This summer, a friend ordered some discounted Cuben Fiber from eBay and built a tarp for me to test out on the trail (named The Lupus, after his dog). That gave me even more time to observe the material in action, and I must say I’m nicely impressed with it.

The Lupus Tarp at work in the field.

The Lupus Tarp at work in the field.

First, the reasons I wanted to switch from a silnylon shelter (which I’ve been using for the past 8 years) to a Cuben Fiber shelter. Weight is actually not a part of the equation for me. Let me say that again, though, just to get that straight: even though a tarp with the same construction as my silnylon one would weigh about half as much in Cuben, that’s not at all why I wanted to upgrade.

Here are the reasons:
No Seam Sealing: Cuben Fiber sheets are glued together with an ultra-strong tape/glue rather than sewn. Sewn seams on silnylon leak over time, and silicone seam sealers break down over time. This was a problem for me on the Pacific Crest Trail, and has started to be a problem with my silnylon tarp. I’d rather never deal with seam sealing.
No Stretch: Silnylon is a stretchy material, which is actually kind of nice when trying to pitch the tarp very tightly. But the problem is that when the material gets cold, it stretches on its own, which means the nice, tight tent you pitched in the evening turns into a sagging, flapping mess when the temperature drops at night and the rain starts. Cuben Fiber has no stretch whatsoever, so the tight pitch stays tight.
Newer Construction: Okay, this isn’t actually a feature of Cuben Fiber, but I’ve been looking to get a new shelter to replace my trusty old tarp because I wanted newer features like Linelocks for better adjustments of guylines, a shaped tarp for more efficient set up, and catenary ridge line for a tighter pitch. I figured if I was going to get a new shelter, I might as well go with all the features I wanted.

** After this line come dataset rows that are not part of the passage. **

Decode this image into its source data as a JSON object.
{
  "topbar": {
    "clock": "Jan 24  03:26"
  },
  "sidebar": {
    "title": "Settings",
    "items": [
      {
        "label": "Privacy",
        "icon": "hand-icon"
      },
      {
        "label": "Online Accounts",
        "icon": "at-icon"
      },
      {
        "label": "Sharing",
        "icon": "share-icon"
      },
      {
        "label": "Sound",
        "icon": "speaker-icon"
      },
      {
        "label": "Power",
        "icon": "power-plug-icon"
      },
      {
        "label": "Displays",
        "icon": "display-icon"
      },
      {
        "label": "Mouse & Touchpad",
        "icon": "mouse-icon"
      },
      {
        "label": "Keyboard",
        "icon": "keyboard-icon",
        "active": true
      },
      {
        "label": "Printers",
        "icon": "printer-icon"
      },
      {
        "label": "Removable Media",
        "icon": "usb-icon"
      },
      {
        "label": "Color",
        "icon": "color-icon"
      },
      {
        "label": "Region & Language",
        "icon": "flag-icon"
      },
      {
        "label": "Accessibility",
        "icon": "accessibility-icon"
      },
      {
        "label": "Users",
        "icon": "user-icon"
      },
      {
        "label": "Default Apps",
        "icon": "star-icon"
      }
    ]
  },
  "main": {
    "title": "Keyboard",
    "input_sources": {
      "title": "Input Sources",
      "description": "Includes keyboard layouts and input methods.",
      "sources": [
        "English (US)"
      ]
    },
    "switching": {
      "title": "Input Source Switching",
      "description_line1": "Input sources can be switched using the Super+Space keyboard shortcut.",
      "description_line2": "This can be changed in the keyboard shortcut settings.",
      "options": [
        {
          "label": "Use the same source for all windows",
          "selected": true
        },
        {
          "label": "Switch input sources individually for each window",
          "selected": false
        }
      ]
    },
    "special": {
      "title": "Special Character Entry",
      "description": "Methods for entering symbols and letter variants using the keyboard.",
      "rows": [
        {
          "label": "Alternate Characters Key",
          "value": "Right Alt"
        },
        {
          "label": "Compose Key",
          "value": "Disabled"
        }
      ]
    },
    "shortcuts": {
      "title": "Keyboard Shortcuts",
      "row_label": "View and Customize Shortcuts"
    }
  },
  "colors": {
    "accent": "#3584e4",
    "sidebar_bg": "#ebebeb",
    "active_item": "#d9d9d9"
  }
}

ZPacks food bag, the most common piece of Cuben Fiber on the AT.

ZPacks food bag, the most common piece of Cuben Fiber on the AT.

The issue of durability, which is the major concern for most people, should be entirely laid to rest. The Blast Food Bag uses a very thick grade of Cuben (1.4 ounce/square yard) for maximum durability, and since the small bag doesn’t need to be incredibly light. The Lupus uses the lightest grade (0.5 oz/yd), the same that ZPacks uses for their shelters. The Lupus stood up to heavy winds without any issues with damage. I’m sure if a tree fell on it, there might be some issues, but then again I can think of more problems than the tent getting damaged in that case. After 8 years of using my silnylon tarp, there is no damage to that tarp, either, and the 0.5 ounce Cuben feels just as durable as the silnylon. If that doesn’t convince you, I’m a big fan of this video by Joe of ZPacks, demonstrating the puncture and tear resistance of silnylon and Cuben.

Note the lack of thread and stitching. Everything is glued, so there are no seams.

Note the lack of thread and stitching. Everything is glued, so there are no seams.

The Lupus, since it was Steve’s first attempt at making anything out of Cuben, isn’t a perfect shelter (I ended up reinforcing the tie-out loops by sewing them, which negates some of the benefit of the glued seams, but the major seams are still only glued), but it has been a wonderful experiment. It saved me almost $200 (the price of a similarly sized tarp from ZPacks) and has given me plenty of food for thought. In the future, I may pony up the high price of a professionally made Cuben shelter, either a larger tarp from Gossamer Gear, a tarp-tent like the Hexamid from ZPacks, or a Duomid from Mountain Laurel Designs. For now, though, I’m pretty happy with my Lupus tarp, which is likely to replace my old Silnylon Scout for general 3-season use.

Inside the Lupus.

Inside the Lupus.